- What you should do
All of the data needs to be printed again, exactly as written.

- Data for this exercise
************
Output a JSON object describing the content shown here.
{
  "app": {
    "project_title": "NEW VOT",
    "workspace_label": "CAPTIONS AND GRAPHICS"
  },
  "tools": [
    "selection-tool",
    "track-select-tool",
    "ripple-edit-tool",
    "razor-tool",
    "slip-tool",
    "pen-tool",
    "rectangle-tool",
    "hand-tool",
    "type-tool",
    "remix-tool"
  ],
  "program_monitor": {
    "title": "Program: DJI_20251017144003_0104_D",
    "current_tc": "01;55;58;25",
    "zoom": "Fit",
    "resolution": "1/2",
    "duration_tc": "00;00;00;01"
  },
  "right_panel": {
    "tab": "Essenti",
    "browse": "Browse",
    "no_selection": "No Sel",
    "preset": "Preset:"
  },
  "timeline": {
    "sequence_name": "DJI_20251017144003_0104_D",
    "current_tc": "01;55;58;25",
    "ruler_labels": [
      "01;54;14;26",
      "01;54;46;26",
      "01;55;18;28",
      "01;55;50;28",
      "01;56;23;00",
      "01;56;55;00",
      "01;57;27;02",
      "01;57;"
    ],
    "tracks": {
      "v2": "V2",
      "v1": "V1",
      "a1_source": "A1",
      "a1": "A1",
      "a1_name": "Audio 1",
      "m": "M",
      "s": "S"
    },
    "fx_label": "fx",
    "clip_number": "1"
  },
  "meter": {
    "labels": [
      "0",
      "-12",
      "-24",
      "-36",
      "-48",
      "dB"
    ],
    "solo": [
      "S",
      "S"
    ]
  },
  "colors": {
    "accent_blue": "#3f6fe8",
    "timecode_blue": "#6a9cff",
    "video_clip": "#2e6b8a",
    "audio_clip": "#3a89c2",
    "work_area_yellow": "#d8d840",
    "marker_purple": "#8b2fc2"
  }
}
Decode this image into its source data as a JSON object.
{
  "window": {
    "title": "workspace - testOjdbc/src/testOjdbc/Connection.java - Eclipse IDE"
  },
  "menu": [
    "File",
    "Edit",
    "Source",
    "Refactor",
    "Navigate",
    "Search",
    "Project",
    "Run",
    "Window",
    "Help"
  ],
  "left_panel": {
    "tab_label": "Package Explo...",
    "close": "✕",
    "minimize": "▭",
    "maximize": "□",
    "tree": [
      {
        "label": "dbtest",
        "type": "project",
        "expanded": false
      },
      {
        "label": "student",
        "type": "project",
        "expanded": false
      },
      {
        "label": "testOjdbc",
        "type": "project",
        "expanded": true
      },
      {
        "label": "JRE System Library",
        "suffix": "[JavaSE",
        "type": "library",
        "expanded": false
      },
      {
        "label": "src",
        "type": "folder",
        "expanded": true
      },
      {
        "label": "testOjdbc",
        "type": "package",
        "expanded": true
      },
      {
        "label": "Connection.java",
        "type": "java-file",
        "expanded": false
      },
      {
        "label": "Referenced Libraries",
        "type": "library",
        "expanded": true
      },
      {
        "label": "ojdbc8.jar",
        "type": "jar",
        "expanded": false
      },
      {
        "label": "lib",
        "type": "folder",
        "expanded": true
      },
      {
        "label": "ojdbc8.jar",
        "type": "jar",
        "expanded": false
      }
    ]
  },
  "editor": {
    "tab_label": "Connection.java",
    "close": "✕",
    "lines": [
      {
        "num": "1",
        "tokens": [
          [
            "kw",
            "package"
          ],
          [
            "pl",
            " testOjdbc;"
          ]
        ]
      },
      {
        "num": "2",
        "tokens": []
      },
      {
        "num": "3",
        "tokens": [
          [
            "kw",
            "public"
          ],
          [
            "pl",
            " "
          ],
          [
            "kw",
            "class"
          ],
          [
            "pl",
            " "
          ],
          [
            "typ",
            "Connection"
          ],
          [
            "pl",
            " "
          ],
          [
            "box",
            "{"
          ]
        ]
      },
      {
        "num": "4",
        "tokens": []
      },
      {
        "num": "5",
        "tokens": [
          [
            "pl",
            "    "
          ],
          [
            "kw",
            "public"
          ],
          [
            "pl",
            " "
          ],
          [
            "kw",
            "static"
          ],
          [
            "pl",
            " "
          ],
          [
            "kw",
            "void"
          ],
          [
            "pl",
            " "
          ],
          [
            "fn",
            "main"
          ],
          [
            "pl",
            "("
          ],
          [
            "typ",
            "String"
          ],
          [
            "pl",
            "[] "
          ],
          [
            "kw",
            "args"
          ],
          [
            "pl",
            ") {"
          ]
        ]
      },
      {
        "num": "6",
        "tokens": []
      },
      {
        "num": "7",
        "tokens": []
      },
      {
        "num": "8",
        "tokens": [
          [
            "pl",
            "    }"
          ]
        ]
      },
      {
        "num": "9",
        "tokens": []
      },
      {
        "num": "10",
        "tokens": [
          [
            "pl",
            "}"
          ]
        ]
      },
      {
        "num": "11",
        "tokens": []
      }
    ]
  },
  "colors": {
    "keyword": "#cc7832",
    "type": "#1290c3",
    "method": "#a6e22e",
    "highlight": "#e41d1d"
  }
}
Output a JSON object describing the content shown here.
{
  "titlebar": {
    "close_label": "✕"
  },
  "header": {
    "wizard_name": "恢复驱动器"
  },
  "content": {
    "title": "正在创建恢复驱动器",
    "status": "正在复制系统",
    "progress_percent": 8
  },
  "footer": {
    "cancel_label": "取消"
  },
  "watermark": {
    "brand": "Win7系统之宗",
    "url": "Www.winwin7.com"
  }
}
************
- Response to the task
Output a JSON object describing the content shown here.
{
  "app": {
    "project_title": "NEW VOT",
    "workspace_label": "CAPTIONS AND GRAPHICS"
  },
  "tools": [
    "selection-tool",
    "track-select-tool",
    "ripple-edit-tool",
    "razor-tool",
    "slip-tool",
    "pen-tool",
    "rectangle-tool",
    "hand-tool",
    "type-tool",
    "remix-tool"
  ],
  "program_monitor": {
    "title": "Program: DJI_20251017144003_0104_D",
    "current_tc": "01;55;58;25",
    "zoom": "Fit",
    "resolution": "1/2",
    "duration_tc": "00;00;00;01"
  },
  "right_panel": {
    "tab": "Essenti",
    "browse": "Browse",
    "no_selection": "No Sel",
    "preset": "Preset:"
  },
  "timeline": {
    "sequence_name": "DJI_20251017144003_0104_D",
    "current_tc": "01;55;58;25",
    "ruler_labels": [
      "01;54;14;26",
      "01;54;46;26",
      "01;55;18;28",
      "01;55;50;28",
      "01;56;23;00",
      "01;56;55;00",
      "01;57;27;02",
      "01;57;"
    ],
    "tracks": {
      "v2": "V2",
      "v1": "V1",
      "a1_source": "A1",
      "a1": "A1",
      "a1_name": "Audio 1",
      "m": "M",
      "s": "S"
    },
    "fx_label": "fx",
    "clip_number": "1"
  },
  "meter": {
    "labels": [
      "0",
      "-12",
      "-24",
      "-36",
      "-48",
      "dB"
    ],
    "solo": [
      "S",
      "S"
    ]
  },
  "colors": {
    "accent_blue": "#3f6fe8",
    "timecode_blue": "#6a9cff",
    "video_clip": "#2e6b8a",
    "audio_clip": "#3a89c2",
    "work_area_yellow": "#d8d840",
    "marker_purple": "#8b2fc2"
  }
}
Decode this image into its source data as a JSON object.
{
  "window": {
    "title": "workspace - testOjdbc/src/testOjdbc/Connection.java - Eclipse IDE"
  },
  "menu": [
    "File",
    "Edit",
    "Source",
    "Refactor",
    "Navigate",
    "Search",
    "Project",
    "Run",
    "Window",
    "Help"
  ],
  "left_panel": {
    "tab_label": "Package Explo...",
    "close": "✕",
    "minimize": "▭",
    "maximize": "□",
    "tree": [
      {
        "label": "dbtest",
        "type": "project",
        "expanded": false
      },
      {
        "label": "student",
        "type": "project",
        "expanded": false
      },
      {
        "label": "testOjdbc",
        "type": "project",
        "expanded": true
      },
      {
        "label": "JRE System Library",
        "suffix": "[JavaSE",
        "type": "library",
        "expanded": false
      },
      {
        "label": "src",
        "type": "folder",
        "expanded": true
      },
      {
        "label": "testOjdbc",
        "type": "package",
        "expanded": true
      },
      {
        "label": "Connection.java",
        "type": "java-file",
        "expanded": false
      },
      {
        "label": "Referenced Libraries",
        "type": "library",
        "expanded": true
      },
      {
        "label": "ojdbc8.jar",
        "type": "jar",
        "expanded": false
      },
      {
        "label": "lib",
        "type": "folder",
        "expanded": true
      },
      {
        "label": "ojdbc8.jar",
        "type": "jar",
        "expanded": false
      }
    ]
  },
  "editor": {
    "tab_label": "Connection.java",
    "close": "✕",
    "lines": [
      {
        "num": "1",
        "tokens": [
          [
            "kw",
            "package"
          ],
          [
            "pl",
            " testOjdbc;"
          ]
        ]
      },
      {
        "num": "2",
        "tokens": []
      },
      {
        "num": "3",
        "tokens": [
          [
            "kw",
            "public"
          ],
          [
            "pl",
            " "
          ],
          [
            "kw",
            "class"
          ],
          [
            "pl",
            " "
          ],
          [
            "typ",
            "Connection"
          ],
          [
            "pl",
            " "
          ],
          [
            "box",
            "{"
          ]
        ]
      },
      {
        "num": "4",
        "tokens": []
      },
      {
        "num": "5",
        "tokens": [
          [
            "pl",
            "    "
          ],
          [
            "kw",
            "public"
          ],
          [
            "pl",
            " "
          ],
          [
            "kw",
            "static"
          ],
          [
            "pl",
            " "
          ],
          [
            "kw",
            "void"
          ],
          [
            "pl",
            " "
          ],
          [
            "fn",
            "main"
          ],
          [
            "pl",
            "("
          ],
          [
            "typ",
            "String"
          ],
          [
            "pl",
            "[] "
          ],
          [
            "kw",
            "args"
          ],
          [
            "pl",
            ") {"
          ]
        ]
      },
      {
        "num": "6",
        "tokens": []
      },
      {
        "num": "7",
        "tokens": []
      },
      {
        "num": "8",
        "tokens": [
          [
            "pl",
            "    }"
          ]
        ]
      },
      {
        "num": "9",
        "tokens": []
      },
      {
        "num": "10",
        "tokens": [
          [
            "pl",
            "}"
          ]
        ]
      },
      {
        "num": "11",
        "tokens": []
      }
    ]
  },
  "colors": {
    "keyword": "#cc7832",
    "type": "#1290c3",
    "method": "#a6e22e",
    "highlight": "#e41d1d"
  }
}
Output a JSON object describing the content shown here.
{
  "titlebar": {
    "close_label": "✕"
  },
  "header": {
    "wizard_name": "恢复驱动器"
  },
  "content": {
    "title": "正在创建恢复驱动器",
    "status": "正在复制系统",
    "progress_percent": 8
  },
  "footer": {
    "cancel_label": "取消"
  },
  "watermark": {
    "brand": "Win7系统之宗",
    "url": "Www.winwin7.com"
  }
}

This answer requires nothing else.